Here’s to seeing more of them in the new year. Arranged in alphabetical order.
Through various projects like Girls Coding, Empowered Hands, GirlsInSTEM and GC mentors, Abisoye Ajayi-Akinfolarin’s Pearls Africa empowers girls by tutoring them on functional skills to achieve economic independence at the earliest age. She has been listed as one of the top 10 CNN heroes of the year, becoming the first Nigerian to be so honored.
In 2018 the streets were watching. Shaku shaku is over and the Zanku is in. Credited as the pioneer of new street dance Zanku, Zlatan – real name Omonyi Temidayo not only taught the country how to boogie, he doubled down with the release of the Chinko Ekun hit single, Able God and joined forces with DMW boss Davido for a single, Osanle.
For her Scraps from Mama’s Floor project, Bolatito Aderemi-Ibitola walked away with the highly coveted ART X Prize and a sum of N1,000,000. A trans-disciplinary artist working primarily in time-based art, interactivity and performance, Aderemi-Ibitola, a Masters degree graduate in Performances Studies from Tisch School of the Performing Arts, New York University had a divisive solo presentation at Art X in November as part of her requirements for winning the prestigious Art X Prize.

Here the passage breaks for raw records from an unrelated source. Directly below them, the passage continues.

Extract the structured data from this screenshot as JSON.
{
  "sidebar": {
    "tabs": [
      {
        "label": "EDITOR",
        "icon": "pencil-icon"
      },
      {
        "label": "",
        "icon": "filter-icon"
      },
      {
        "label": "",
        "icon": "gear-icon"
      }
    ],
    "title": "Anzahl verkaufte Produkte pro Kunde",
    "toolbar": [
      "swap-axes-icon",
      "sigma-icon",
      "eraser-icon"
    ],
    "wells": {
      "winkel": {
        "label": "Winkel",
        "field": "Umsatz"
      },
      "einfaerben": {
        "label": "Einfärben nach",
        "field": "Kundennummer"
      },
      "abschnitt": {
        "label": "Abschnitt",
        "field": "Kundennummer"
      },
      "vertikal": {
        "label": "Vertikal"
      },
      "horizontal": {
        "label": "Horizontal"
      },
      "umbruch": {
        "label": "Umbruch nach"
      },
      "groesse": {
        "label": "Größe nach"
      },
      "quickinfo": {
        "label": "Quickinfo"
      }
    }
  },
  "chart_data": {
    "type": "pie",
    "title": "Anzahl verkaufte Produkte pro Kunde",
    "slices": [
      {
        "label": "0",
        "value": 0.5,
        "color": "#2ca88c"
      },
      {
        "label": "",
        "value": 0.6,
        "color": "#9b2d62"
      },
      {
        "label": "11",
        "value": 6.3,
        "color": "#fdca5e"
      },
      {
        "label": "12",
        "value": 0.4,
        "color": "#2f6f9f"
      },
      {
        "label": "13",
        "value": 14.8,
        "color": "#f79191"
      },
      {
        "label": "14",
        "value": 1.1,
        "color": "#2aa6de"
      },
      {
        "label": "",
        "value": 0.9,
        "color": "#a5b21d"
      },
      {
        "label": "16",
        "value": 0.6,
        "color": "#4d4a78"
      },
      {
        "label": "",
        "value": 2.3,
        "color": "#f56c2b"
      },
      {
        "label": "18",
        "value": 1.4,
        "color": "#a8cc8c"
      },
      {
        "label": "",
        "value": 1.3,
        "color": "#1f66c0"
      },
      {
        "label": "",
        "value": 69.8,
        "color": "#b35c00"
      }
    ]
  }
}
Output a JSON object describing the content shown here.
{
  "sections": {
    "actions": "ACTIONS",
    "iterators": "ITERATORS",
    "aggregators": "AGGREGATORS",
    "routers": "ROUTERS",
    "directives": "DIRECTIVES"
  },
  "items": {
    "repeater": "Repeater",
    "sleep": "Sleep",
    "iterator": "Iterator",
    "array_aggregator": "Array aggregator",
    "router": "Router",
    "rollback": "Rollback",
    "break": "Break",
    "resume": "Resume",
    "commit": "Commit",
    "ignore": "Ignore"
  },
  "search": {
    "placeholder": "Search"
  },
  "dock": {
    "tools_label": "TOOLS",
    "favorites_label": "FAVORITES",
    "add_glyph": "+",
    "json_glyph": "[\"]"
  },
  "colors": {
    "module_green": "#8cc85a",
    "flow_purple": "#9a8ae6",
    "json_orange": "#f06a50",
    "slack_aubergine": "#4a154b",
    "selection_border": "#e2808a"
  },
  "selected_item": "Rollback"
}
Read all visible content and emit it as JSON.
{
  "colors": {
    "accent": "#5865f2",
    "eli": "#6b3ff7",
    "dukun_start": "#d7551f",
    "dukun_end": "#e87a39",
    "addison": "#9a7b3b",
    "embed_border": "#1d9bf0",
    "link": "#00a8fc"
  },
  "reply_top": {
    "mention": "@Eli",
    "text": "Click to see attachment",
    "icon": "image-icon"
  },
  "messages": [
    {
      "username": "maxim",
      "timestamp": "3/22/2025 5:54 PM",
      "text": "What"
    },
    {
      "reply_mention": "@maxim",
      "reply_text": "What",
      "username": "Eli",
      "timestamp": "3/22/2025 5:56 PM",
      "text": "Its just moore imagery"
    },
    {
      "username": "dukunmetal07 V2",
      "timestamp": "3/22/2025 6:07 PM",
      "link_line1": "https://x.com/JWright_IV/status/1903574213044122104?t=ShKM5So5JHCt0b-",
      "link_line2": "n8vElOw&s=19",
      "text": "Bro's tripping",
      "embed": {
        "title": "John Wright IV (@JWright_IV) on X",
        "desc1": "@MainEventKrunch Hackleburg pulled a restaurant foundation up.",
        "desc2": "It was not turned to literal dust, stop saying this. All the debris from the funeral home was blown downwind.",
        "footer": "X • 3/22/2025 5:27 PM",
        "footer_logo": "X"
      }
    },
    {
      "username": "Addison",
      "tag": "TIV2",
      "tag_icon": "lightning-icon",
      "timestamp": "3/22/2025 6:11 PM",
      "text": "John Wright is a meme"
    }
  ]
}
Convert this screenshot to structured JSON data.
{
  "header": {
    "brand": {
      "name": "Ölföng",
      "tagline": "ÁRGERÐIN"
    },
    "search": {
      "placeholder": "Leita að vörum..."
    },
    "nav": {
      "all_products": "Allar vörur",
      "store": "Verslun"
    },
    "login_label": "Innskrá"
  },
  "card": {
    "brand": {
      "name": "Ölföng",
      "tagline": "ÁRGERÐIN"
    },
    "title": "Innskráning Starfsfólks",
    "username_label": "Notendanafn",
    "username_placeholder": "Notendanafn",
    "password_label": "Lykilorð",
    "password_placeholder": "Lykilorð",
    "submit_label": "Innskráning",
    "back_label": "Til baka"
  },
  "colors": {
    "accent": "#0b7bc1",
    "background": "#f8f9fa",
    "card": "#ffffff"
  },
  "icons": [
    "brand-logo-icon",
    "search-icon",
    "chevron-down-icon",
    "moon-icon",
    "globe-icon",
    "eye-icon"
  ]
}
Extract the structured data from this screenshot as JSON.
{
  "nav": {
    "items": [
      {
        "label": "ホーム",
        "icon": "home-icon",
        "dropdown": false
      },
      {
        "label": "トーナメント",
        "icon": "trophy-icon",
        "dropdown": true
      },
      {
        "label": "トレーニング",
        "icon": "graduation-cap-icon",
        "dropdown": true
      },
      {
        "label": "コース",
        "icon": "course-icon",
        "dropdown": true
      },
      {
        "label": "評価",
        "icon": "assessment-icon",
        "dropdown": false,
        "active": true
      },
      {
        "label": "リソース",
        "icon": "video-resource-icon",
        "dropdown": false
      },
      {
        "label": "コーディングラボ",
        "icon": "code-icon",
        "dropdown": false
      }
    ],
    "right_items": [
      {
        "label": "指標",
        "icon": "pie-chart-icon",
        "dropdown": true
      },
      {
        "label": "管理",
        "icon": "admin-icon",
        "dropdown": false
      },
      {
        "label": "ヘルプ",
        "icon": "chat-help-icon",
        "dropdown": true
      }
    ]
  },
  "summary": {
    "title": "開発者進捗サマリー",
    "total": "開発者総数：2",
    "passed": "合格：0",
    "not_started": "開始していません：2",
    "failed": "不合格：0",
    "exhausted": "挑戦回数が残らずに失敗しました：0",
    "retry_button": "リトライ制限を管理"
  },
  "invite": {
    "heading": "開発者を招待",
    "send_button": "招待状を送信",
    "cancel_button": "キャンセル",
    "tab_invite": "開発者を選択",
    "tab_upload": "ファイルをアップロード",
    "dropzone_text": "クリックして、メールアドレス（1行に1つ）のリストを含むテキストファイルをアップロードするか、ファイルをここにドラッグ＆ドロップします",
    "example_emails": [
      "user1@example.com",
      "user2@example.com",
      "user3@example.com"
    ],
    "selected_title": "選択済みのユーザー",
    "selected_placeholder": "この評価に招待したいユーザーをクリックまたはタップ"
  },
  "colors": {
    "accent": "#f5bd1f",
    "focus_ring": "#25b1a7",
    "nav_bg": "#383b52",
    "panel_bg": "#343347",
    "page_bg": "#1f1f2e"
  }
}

If you consumed Nigerian music this year, chances are you came across the work of Killertunes – real name Pedro Otans – one of the most sought-after producers this year. Killertunes was the producer behind Wizkid and Duncan Mighty’s Fake Love, DJ Spinall and Kizz Daniel’s Baba, DJ Spinall and Wizkid’s Nowo and Olamide’s ‘Motigbana. No other producer – or artiste – had a more winning streak this year than Killertunes.
Inkblot production’s New Money isn’t a good film but Jemima Osunde managed to come out of it looking like a leading lady. Where New Money proved she could carry a major film, appearances in diverse projects like The Delivery Boy, Esohe and Lionheart proved she could play within a team while trying out different genres. Before this year, Osunde’s main claim to fame was her recurring role in the MTV Shuga series.
2018 was the year in which whatever Peruzzi touched turned to gold. Well, almost anything. Signed to Davido Music Worldwide, Peruzzi, born Tobechukwu Victor Okoh was associated with some of the biggest hits of the year. From DMW’s Mind and Aje to 2Baba’s Amaka and Duncan Mighty’s Aza, Peruzzi wasn’t just tangential to these hits, he was front and centre delivering verses that marked him instantly for superstardom.
This year alone, Ayodeji Rotinwa a freelance journalist, has written about alternative fashion for the New York Times, creative art hubs for Financial Times and product designers for Vogue. He covers visual art, sustainable development and culture across the continent and has captured numerous breakthrough successes, bringing their stories to a wider audience. In 2017, Rotinwa was a BudgIT media fellow, and his work has also appeared on CNN, Mail & Guardian and The Africa Report.
Teni The Entertainer
Teni showed promise when she captured the 2017 Headies Rookie of the year. In 2018, she grew into her own, turning heads and capturing hearts with songs like Askamaya and Wait. Folks (Read: Men) who didn’t know what boxes to place her unconventional appearance were quick to dismiss her but Teni wore them all down. She performed at The Future Awards Africa ceremony and was featured in the New York Times for her tomboyish fashion. Not bad for someone who was asked to stick to songwriting.
It is true Toni Tones has been around for a while, trying her hands in film and music – this year she appeared in Lara and the Beat and The Eve. But it was with Kemi Adetiba’s box office conquering King of Boys that Ms Tones finally got everyone’s attention. Playing the younger version of Sola Sobowale’s Eniola Salami character, Toni Tones was able to hold her own in the presence of industry greats. After King of Boys, it isn’t likely that anyone would dismiss Toni Tones anymore.
A graduate of Engineering of the Auchi Polytechnic, Victor AD had been recording music professionally for four years but it wasn’t until this year that Wetin We Gain, his aspirational and utterly relatable anthem took him out of obscurity and made him a household name. The music business is tough to break into but Victor AD, riding on the back of one of the year’s biggest hits, managed to get a foot in. His success was one of the most heartwarming stories of the year.